Website and app data records
◆ ◆ ◆ ◆ ◆
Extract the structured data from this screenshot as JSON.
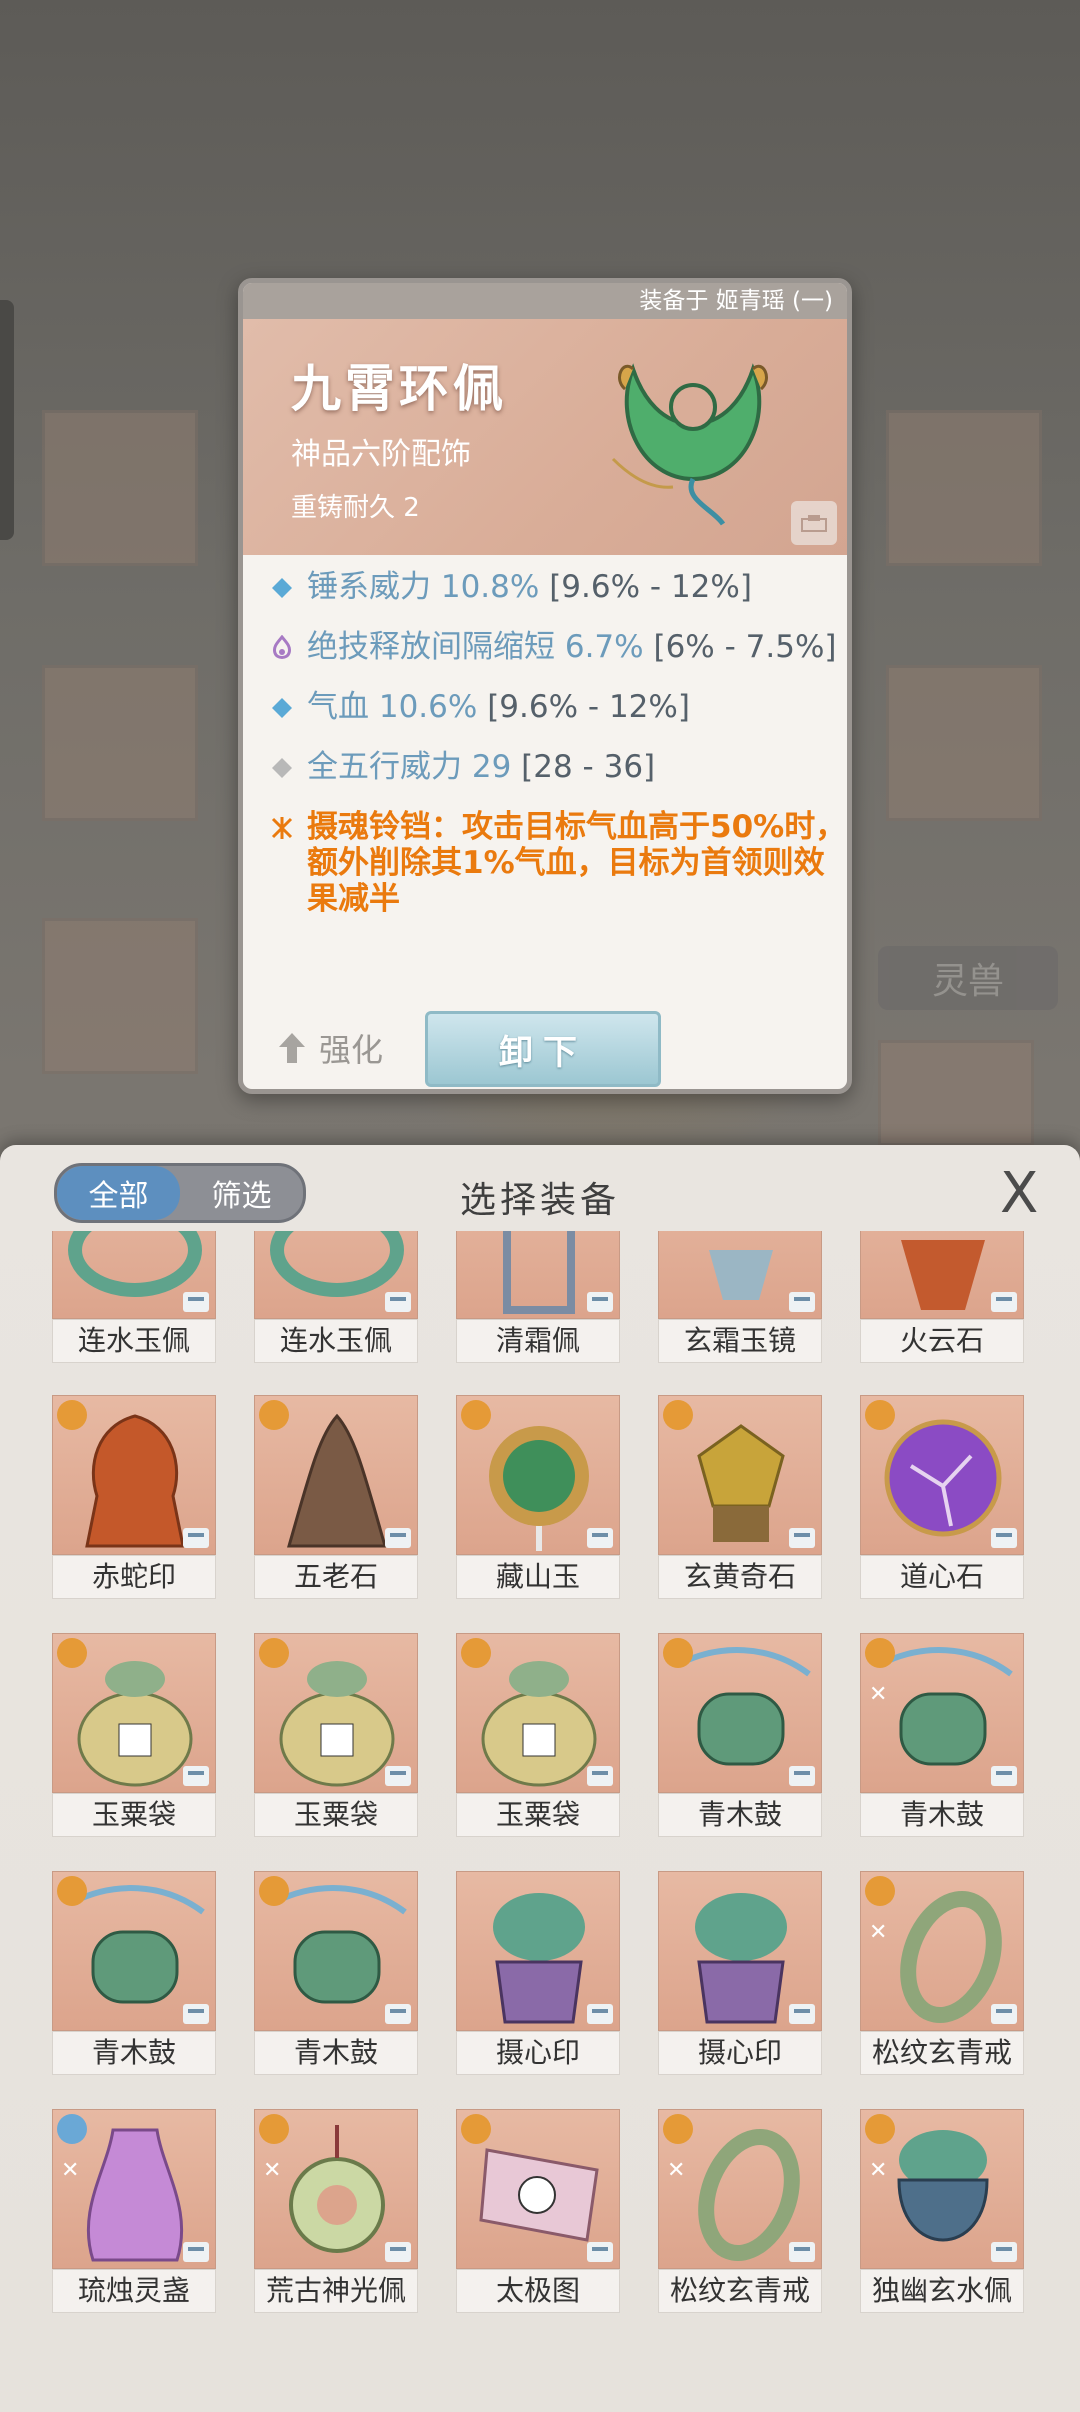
{
  "card": {
    "equipped_by": "装备于 姬青瑶 (一)",
    "name": "九霄环佩",
    "grade": "神品六阶配饰",
    "reforge": "重铸耐久 2",
    "stats": [
      {
        "name": "锤系威力 10.8%",
        "range": " [9.6% - 12%]",
        "icon": "blue-diamond-icon"
      },
      {
        "name": "绝技释放间隔缩短 6.7%",
        "range": " [6% - 7.5%]",
        "icon": "purple-flame-icon"
      },
      {
        "name": "气血 10.6%",
        "range": " [9.6% - 12%]",
        "icon": "blue-diamond-icon"
      },
      {
        "name": "全五行威力 29",
        "range": " [28 - 36]",
        "icon": "gray-diamond-icon"
      }
    ],
    "special": "摄魂铃铛：攻击目标气血高于50%时，额外削除其1%气血，目标为首领则效果减半",
    "upgrade_label": "强化",
    "unequip_label": "卸下"
  },
  "background": {
    "side_tab_label": "灵兽"
  },
  "panel": {
    "title": "选择装备",
    "filter_all": "全部",
    "filter_select": "筛选",
    "close": "X",
    "items": [
      {
        "label": "连水玉佩",
        "color": "#5fa38c"
      },
      {
        "label": "连水玉佩",
        "color": "#5fa38c"
      },
      {
        "label": "清霜佩",
        "color": "#7b8ca3"
      },
      {
        "label": "玄霜玉镜",
        "color": "#9bb6c4"
      },
      {
        "label": "火云石",
        "color": "#c35a2e"
      },
      {
        "label": "赤蛇印",
        "color": "#c4582a"
      },
      {
        "label": "五老石",
        "color": "#7a5a45"
      },
      {
        "label": "藏山玉",
        "color": "#3f8f5a"
      },
      {
        "label": "玄黄奇石",
        "color": "#c8a43a"
      },
      {
        "label": "道心石",
        "color": "#8b4bc4"
      },
      {
        "label": "玉粟袋",
        "color": "#b8b07a"
      },
      {
        "label": "玉粟袋",
        "color": "#b8b07a"
      },
      {
        "label": "玉粟袋",
        "color": "#b8b07a"
      },
      {
        "label": "青木鼓",
        "color": "#5f9a7a"
      },
      {
        "label": "青木鼓",
        "color": "#5f9a7a"
      },
      {
        "label": "青木鼓",
        "color": "#5f9a7a"
      },
      {
        "label": "青木鼓",
        "color": "#5f9a7a"
      },
      {
        "label": "摄心印",
        "color": "#8a6aa8"
      },
      {
        "label": "摄心印",
        "color": "#8a6aa8"
      },
      {
        "label": "松纹玄青戒",
        "color": "#8fa67a"
      },
      {
        "label": "琉烛灵盏",
        "color": "#c58ad6"
      },
      {
        "label": "荒古神光佩",
        "color": "#8fae7a"
      },
      {
        "label": "太极图",
        "color": "#d6a6c0"
      },
      {
        "label": "松纹玄青戒",
        "color": "#8fa67a"
      },
      {
        "label": "独幽玄水佩",
        "color": "#4e6f8a"
      }
    ]
  }
}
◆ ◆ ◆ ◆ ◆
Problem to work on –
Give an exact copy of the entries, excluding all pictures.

Response to the exercise –
Extract the structured data from this screenshot as JSON.
{
  "card": {
    "equipped_by": "装备于 姬青瑶 (一)",
    "name": "九霄环佩",
    "grade": "神品六阶配饰",
    "reforge": "重铸耐久 2",
    "stats": [
      {
        "name": "锤系威力 10.8%",
        "range": " [9.6% - 12%]",
        "icon": "blue-diamond-icon"
      },
      {
        "name": "绝技释放间隔缩短 6.7%",
        "range": " [6% - 7.5%]",
        "icon": "purple-flame-icon"
      },
      {
        "name": "气血 10.6%",
        "range": " [9.6% - 12%]",
        "icon": "blue-diamond-icon"
      },
      {
        "name": "全五行威力 29",
        "range": " [28 - 36]",
        "icon": "gray-diamond-icon"
      }
    ],
    "special": "摄魂铃铛：攻击目标气血高于50%时，额外削除其1%气血，目标为首领则效果减半",
    "upgrade_label": "强化",
    "unequip_label": "卸下"
  },
  "background": {
    "side_tab_label": "灵兽"
  },
  "panel": {
    "title": "选择装备",
    "filter_all": "全部",
    "filter_select": "筛选",
    "close": "X",
    "items": [
      {
        "label": "连水玉佩",
        "color": "#5fa38c"
      },
      {
        "label": "连水玉佩",
        "color": "#5fa38c"
      },
      {
        "label": "清霜佩",
        "color": "#7b8ca3"
      },
      {
        "label": "玄霜玉镜",
        "color": "#9bb6c4"
      },
      {
        "label": "火云石",
        "color": "#c35a2e"
      },
      {
        "label": "赤蛇印",
        "color": "#c4582a"
      },
      {
        "label": "五老石",
        "color": "#7a5a45"
      },
      {
        "label": "藏山玉",
        "color": "#3f8f5a"
      },
      {
        "label": "玄黄奇石",
        "color": "#c8a43a"
      },
      {
        "label": "道心石",
        "color": "#8b4bc4"
      },
      {
        "label": "玉粟袋",
        "color": "#b8b07a"
      },
      {
        "label": "玉粟袋",
        "color": "#b8b07a"
      },
      {
        "label": "玉粟袋",
        "color": "#b8b07a"
      },
      {
        "label": "青木鼓",
        "color": "#5f9a7a"
      },
      {
        "label": "青木鼓",
        "color": "#5f9a7a"
      },
      {
        "label": "青木鼓",
        "color": "#5f9a7a"
      },
      {
        "label": "青木鼓",
        "color": "#5f9a7a"
      },
      {
        "label": "摄心印",
        "color": "#8a6aa8"
      },
      {
        "label": "摄心印",
        "color": "#8a6aa8"
      },
      {
        "label": "松纹玄青戒",
        "color": "#8fa67a"
      },
      {
        "label": "琉烛灵盏",
        "color": "#c58ad6"
      },
      {
        "label": "荒古神光佩",
        "color": "#8fae7a"
      },
      {
        "label": "太极图",
        "color": "#d6a6c0"
      },
      {
        "label": "松纹玄青戒",
        "color": "#8fa67a"
      },
      {
        "label": "独幽玄水佩",
        "color": "#4e6f8a"
      }
    ]
  }
}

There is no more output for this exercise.